Web page and app entries

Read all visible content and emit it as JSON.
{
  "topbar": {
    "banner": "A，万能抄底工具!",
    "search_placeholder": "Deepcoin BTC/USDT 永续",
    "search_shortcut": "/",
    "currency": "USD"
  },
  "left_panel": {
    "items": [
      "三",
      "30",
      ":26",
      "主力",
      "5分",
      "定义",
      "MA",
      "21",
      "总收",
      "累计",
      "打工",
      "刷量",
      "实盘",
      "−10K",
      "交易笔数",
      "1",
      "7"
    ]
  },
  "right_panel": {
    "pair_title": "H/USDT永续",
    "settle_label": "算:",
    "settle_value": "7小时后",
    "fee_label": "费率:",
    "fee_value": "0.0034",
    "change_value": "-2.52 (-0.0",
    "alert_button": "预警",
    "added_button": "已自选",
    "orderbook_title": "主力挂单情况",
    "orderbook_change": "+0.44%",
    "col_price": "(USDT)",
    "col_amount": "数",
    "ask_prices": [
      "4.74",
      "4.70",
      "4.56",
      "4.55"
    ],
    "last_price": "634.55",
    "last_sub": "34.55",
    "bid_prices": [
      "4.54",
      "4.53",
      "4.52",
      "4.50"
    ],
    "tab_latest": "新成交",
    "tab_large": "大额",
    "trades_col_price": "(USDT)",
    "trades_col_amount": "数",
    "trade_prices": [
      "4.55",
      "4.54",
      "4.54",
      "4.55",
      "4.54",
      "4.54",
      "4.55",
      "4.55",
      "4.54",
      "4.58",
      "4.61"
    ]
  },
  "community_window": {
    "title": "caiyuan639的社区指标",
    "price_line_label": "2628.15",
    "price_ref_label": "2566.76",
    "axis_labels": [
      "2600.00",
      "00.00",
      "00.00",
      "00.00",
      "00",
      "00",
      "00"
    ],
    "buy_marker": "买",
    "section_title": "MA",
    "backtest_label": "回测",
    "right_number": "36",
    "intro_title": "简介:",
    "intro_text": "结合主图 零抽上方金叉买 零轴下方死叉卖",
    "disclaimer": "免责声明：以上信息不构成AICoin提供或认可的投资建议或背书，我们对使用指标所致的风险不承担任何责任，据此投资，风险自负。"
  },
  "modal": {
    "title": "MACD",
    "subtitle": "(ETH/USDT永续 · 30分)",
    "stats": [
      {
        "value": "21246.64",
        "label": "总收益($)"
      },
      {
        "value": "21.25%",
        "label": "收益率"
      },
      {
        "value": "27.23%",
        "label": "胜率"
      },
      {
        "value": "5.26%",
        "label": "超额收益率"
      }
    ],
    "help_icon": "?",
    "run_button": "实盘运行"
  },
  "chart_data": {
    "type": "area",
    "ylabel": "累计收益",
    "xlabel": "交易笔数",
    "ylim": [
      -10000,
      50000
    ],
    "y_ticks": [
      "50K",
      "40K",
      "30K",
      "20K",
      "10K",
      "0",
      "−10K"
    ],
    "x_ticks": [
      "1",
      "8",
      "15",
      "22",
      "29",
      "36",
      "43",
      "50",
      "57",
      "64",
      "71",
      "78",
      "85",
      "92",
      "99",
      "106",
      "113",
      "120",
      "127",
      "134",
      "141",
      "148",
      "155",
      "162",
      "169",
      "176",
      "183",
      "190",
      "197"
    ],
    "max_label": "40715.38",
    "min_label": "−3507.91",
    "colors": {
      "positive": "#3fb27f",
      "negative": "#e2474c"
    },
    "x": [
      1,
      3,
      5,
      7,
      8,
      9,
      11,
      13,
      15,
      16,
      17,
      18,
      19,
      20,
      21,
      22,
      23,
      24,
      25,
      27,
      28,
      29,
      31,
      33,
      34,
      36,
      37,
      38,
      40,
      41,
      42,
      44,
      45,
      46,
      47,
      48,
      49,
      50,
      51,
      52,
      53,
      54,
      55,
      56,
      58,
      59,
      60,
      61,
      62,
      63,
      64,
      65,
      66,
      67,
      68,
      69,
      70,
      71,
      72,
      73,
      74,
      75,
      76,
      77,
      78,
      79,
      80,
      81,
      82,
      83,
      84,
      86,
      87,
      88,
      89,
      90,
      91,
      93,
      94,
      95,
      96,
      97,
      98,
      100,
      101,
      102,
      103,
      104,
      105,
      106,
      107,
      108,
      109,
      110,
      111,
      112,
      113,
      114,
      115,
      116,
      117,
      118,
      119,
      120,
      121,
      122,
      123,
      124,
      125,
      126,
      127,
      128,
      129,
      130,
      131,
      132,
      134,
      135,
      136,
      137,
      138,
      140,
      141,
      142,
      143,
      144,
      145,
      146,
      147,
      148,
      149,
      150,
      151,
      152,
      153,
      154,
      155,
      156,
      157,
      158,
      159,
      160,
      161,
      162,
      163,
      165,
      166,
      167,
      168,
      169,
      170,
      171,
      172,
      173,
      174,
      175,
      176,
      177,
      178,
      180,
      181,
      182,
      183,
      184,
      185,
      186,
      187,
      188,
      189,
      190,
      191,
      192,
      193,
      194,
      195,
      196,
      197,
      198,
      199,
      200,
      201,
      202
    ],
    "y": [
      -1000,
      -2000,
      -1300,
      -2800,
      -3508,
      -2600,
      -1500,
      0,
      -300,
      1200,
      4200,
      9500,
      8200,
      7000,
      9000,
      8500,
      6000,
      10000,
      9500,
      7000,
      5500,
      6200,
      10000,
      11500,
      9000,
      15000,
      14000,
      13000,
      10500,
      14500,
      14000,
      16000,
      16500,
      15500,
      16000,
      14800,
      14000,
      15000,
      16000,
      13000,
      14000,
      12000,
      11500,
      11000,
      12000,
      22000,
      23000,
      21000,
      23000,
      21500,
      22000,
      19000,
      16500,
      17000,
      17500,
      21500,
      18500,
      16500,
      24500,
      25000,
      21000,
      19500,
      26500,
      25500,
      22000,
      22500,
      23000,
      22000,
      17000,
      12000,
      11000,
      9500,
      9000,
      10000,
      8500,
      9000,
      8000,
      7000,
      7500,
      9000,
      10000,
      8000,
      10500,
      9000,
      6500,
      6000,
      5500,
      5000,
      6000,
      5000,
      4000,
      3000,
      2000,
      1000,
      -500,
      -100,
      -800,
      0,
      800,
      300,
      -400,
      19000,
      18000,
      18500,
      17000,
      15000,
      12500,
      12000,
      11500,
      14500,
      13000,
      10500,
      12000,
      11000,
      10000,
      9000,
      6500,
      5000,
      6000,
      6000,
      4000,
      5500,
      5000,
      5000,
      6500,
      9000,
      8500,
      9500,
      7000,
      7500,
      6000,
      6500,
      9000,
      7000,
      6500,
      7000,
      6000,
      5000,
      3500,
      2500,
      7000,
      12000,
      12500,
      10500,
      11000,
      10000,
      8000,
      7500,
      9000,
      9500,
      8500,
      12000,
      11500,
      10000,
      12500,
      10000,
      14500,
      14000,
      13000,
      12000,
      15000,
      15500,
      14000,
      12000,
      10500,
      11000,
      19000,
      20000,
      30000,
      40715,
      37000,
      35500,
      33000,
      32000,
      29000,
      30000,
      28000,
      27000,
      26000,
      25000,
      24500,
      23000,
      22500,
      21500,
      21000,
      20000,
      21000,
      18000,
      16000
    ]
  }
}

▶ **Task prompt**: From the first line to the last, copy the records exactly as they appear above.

▶ **Expected output**:
Read all visible content and emit it as JSON.
{
  "topbar": {
    "banner": "A，万能抄底工具!",
    "search_placeholder": "Deepcoin BTC/USDT 永续",
    "search_shortcut": "/",
    "currency": "USD"
  },
  "left_panel": {
    "items": [
      "三",
      "30",
      ":26",
      "主力",
      "5分",
      "定义",
      "MA",
      "21",
      "总收",
      "累计",
      "打工",
      "刷量",
      "实盘",
      "−10K",
      "交易笔数",
      "1",
      "7"
    ]
  },
  "right_panel": {
    "pair_title": "H/USDT永续",
    "settle_label": "算:",
    "settle_value": "7小时后",
    "fee_label": "费率:",
    "fee_value": "0.0034",
    "change_value": "-2.52 (-0.0",
    "alert_button": "预警",
    "added_button": "已自选",
    "orderbook_title": "主力挂单情况",
    "orderbook_change": "+0.44%",
    "col_price": "(USDT)",
    "col_amount": "数",
    "ask_prices": [
      "4.74",
      "4.70",
      "4.56",
      "4.55"
    ],
    "last_price": "634.55",
    "last_sub": "34.55",
    "bid_prices": [
      "4.54",
      "4.53",
      "4.52",
      "4.50"
    ],
    "tab_latest": "新成交",
    "tab_large": "大额",
    "trades_col_price": "(USDT)",
    "trades_col_amount": "数",
    "trade_prices": [
      "4.55",
      "4.54",
      "4.54",
      "4.55",
      "4.54",
      "4.54",
      "4.55",
      "4.55",
      "4.54",
      "4.58",
      "4.61"
    ]
  },
  "community_window": {
    "title": "caiyuan639的社区指标",
    "price_line_label": "2628.15",
    "price_ref_label": "2566.76",
    "axis_labels": [
      "2600.00",
      "00.00",
      "00.00",
      "00.00",
      "00",
      "00",
      "00"
    ],
    "buy_marker": "买",
    "section_title": "MA",
    "backtest_label": "回测",
    "right_number": "36",
    "intro_title": "简介:",
    "intro_text": "结合主图 零抽上方金叉买 零轴下方死叉卖",
    "disclaimer": "免责声明：以上信息不构成AICoin提供或认可的投资建议或背书，我们对使用指标所致的风险不承担任何责任，据此投资，风险自负。"
  },
  "modal": {
    "title": "MACD",
    "subtitle": "(ETH/USDT永续 · 30分)",
    "stats": [
      {
        "value": "21246.64",
        "label": "总收益($)"
      },
      {
        "value": "21.25%",
        "label": "收益率"
      },
      {
        "value": "27.23%",
        "label": "胜率"
      },
      {
        "value": "5.26%",
        "label": "超额收益率"
      }
    ],
    "help_icon": "?",
    "run_button": "实盘运行"
  },
  "chart_data": {
    "type": "area",
    "ylabel": "累计收益",
    "xlabel": "交易笔数",
    "ylim": [
      -10000,
      50000
    ],
    "y_ticks": [
      "50K",
      "40K",
      "30K",
      "20K",
      "10K",
      "0",
      "−10K"
    ],
    "x_ticks": [
      "1",
      "8",
      "15",
      "22",
      "29",
      "36",
      "43",
      "50",
      "57",
      "64",
      "71",
      "78",
      "85",
      "92",
      "99",
      "106",
      "113",
      "120",
      "127",
      "134",
      "141",
      "148",
      "155",
      "162",
      "169",
      "176",
      "183",
      "190",
      "197"
    ],
    "max_label": "40715.38",
    "min_label": "−3507.91",
    "colors": {
      "positive": "#3fb27f",
      "negative": "#e2474c"
    },
    "x": [
      1,
      3,
      5,
      7,
      8,
      9,
      11,
      13,
      15,
      16,
      17,
      18,
      19,
      20,
      21,
      22,
      23,
      24,
      25,
      27,
      28,
      29,
      31,
      33,
      34,
      36,
      37,
      38,
      40,
      41,
      42,
      44,
      45,
      46,
      47,
      48,
      49,
      50,
      51,
      52,
      53,
      54,
      55,
      56,
      58,
      59,
      60,
      61,
      62,
      63,
      64,
      65,
      66,
      67,
      68,
      69,
      70,
      71,
      72,
      73,
      74,
      75,
      76,
      77,
      78,
      79,
      80,
      81,
      82,
      83,
      84,
      86,
      87,
      88,
      89,
      90,
      91,
      93,
      94,
      95,
      96,
      97,
      98,
      100,
      101,
      102,
      103,
      104,
      105,
      106,
      107,
      108,
      109,
      110,
      111,
      112,
      113,
      114,
      115,
      116,
      117,
      118,
      119,
      120,
      121,
      122,
      123,
      124,
      125,
      126,
      127,
      128,
      129,
      130,
      131,
      132,
      134,
      135,
      136,
      137,
      138,
      140,
      141,
      142,
      143,
      144,
      145,
      146,
      147,
      148,
      149,
      150,
      151,
      152,
      153,
      154,
      155,
      156,
      157,
      158,
      159,
      160,
      161,
      162,
      163,
      165,
      166,
      167,
      168,
      169,
      170,
      171,
      172,
      173,
      174,
      175,
      176,
      177,
      178,
      180,
      181,
      182,
      183,
      184,
      185,
      186,
      187,
      188,
      189,
      190,
      191,
      192,
      193,
      194,
      195,
      196,
      197,
      198,
      199,
      200,
      201,
      202
    ],
    "y": [
      -1000,
      -2000,
      -1300,
      -2800,
      -3508,
      -2600,
      -1500,
      0,
      -300,
      1200,
      4200,
      9500,
      8200,
      7000,
      9000,
      8500,
      6000,
      10000,
      9500,
      7000,
      5500,
      6200,
      10000,
      11500,
      9000,
      15000,
      14000,
      13000,
      10500,
      14500,
      14000,
      16000,
      16500,
      15500,
      16000,
      14800,
      14000,
      15000,
      16000,
      13000,
      14000,
      12000,
      11500,
      11000,
      12000,
      22000,
      23000,
      21000,
      23000,
      21500,
      22000,
      19000,
      16500,
      17000,
      17500,
      21500,
      18500,
      16500,
      24500,
      25000,
      21000,
      19500,
      26500,
      25500,
      22000,
      22500,
      23000,
      22000,
      17000,
      12000,
      11000,
      9500,
      9000,
      10000,
      8500,
      9000,
      8000,
      7000,
      7500,
      9000,
      10000,
      8000,
      10500,
      9000,
      6500,
      6000,
      5500,
      5000,
      6000,
      5000,
      4000,
      3000,
      2000,
      1000,
      -500,
      -100,
      -800,
      0,
      800,
      300,
      -400,
      19000,
      18000,
      18500,
      17000,
      15000,
      12500,
      12000,
      11500,
      14500,
      13000,
      10500,
      12000,
      11000,
      10000,
      9000,
      6500,
      5000,
      6000,
      6000,
      4000,
      5500,
      5000,
      5000,
      6500,
      9000,
      8500,
      9500,
      7000,
      7500,
      6000,
      6500,
      9000,
      7000,
      6500,
      7000,
      6000,
      5000,
      3500,
      2500,
      7000,
      12000,
      12500,
      10500,
      11000,
      10000,
      8000,
      7500,
      9000,
      9500,
      8500,
      12000,
      11500,
      10000,
      12500,
      10000,
      14500,
      14000,
      13000,
      12000,
      15000,
      15500,
      14000,
      12000,
      10500,
      11000,
      19000,
      20000,
      30000,
      40715,
      37000,
      35500,
      33000,
      32000,
      29000,
      30000,
      28000,
      27000,
      26000,
      25000,
      24500,
      23000,
      22500,
      21500,
      21000,
      20000,
      21000,
      18000,
      16000
    ]
  }
}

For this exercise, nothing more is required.